*** Begin section ***

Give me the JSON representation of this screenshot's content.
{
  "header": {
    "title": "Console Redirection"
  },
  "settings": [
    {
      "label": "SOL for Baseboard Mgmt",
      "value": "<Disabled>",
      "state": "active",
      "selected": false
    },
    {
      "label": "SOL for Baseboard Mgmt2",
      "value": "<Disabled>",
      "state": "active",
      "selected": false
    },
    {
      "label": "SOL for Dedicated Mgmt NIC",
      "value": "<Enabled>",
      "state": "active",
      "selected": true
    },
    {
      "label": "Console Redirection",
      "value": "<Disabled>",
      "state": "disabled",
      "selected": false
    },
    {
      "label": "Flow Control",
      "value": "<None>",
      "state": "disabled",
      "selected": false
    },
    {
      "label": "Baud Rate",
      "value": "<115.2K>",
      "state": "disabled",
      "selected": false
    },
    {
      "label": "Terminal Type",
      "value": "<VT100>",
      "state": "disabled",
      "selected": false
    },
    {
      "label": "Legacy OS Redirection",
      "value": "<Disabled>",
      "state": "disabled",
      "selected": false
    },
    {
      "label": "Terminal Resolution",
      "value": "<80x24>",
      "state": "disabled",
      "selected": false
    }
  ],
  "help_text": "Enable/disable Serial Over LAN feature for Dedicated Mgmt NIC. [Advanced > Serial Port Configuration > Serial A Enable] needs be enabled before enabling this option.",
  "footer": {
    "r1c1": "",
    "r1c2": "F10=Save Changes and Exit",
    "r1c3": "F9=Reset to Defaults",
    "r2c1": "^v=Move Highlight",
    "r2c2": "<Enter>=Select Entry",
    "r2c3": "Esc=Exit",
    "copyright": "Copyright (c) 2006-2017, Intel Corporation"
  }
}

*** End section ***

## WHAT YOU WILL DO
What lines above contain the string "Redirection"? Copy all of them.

## ANSWER TO THIS EXERCISE
    "title": "Console Redirection"
      "label": "Console Redirection",
      "label": "Legacy OS Redirection",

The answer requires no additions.